During the holidays, most families tend to have their own traditions. Some are large, like all the extended family gathering at one house for Thanksgiving, or small, like taking a drive around the neighborhood to look at Christmas lights.
One tradition that I didn't have as a child, but have started as a parent, was watching the Macy's Thanksgiving Day Parade. Now that my kids are a little older, their focus is more on the performances during the parade, but when my kids were younger, they were enticed by the different characters that were super-sized and floating through the air.
The origins of the parade and its balloons were not something I'd ever thought about, but in 2011, Melissa Sweet wrote a great book that explained just that. Balloons Over Broadway: The True Story of the Puppeteer of Macy's Parade, which Sweet wrote and illustrated, explains the history of the Macy's parade in New York City.
Readers learn that puppeteer Tony Sarg started off by decorating the windows in Macy's for the holidays, but eventually took his skills to the now-famous parade route. We also learn about the origins of the parade to support those Macy's employees that were immigrants and wanted to celebrate in ways that they had in their home countries.
All in all, Balloons Over Broadway, with its descriptive illustrations, gave our tradition of parade viewing on Thanksgiving morning a whole new perspective. This narrative nonfiction picture book would be good for kids around 8 years old and up.
Learning about the Macy's Thanksgiving Day Parade was an entertaining experience, albeit unintentional. However, I was very intentional when I decided to read Kate Messner's History Smashers: The Mayflower. Even as an adult, this chapter book opened my eyes to a lot of new information about the first Thanksgiving, and I had to do some unlearning.
For younger readers, however, this could be an opportunity for them to learn history differently to begin with. Even small things, like how long the trip on the Mayflower actually took, and how unpleasant that ride was for many, was new information for me. Messner also does a great job of including parts of the story from the perspective of Native Americans during that time as well.
And while your first thought may have been that this would be a boring book, that could not be further from the truth. History Smashers: The Mayflower has to be engaging in order for a younger reader to keep reading, so the author has included photographs and graphic illustrations with captions. She writes in a way that clearly has a younger audience in mind. These additions and other extra details will keep young readers turning page after page.

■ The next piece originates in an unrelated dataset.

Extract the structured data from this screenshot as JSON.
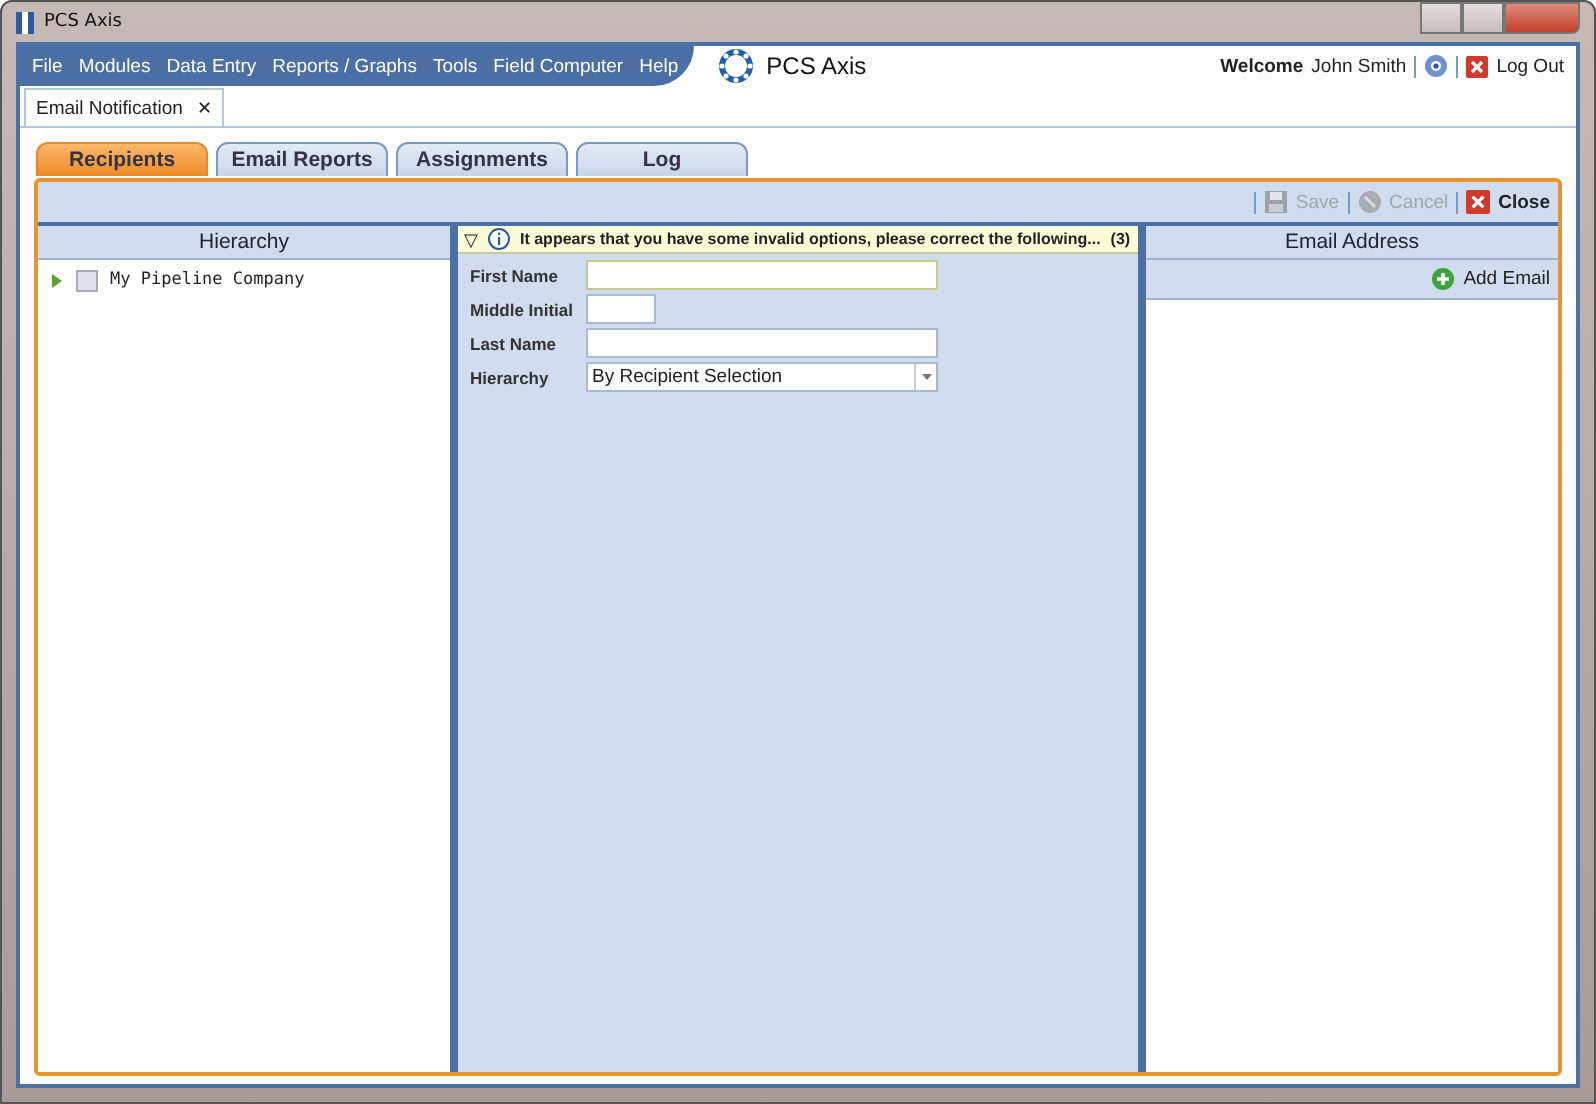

For me as an adult reader, Messner was able to "smash history," exactly as the title says, and I think that it can do the same for your young reader. This book would be great for ages 4th grade and above. History Smashers: The Mayflower was published in 2020 and can be found wherever you purchase books or at the local library.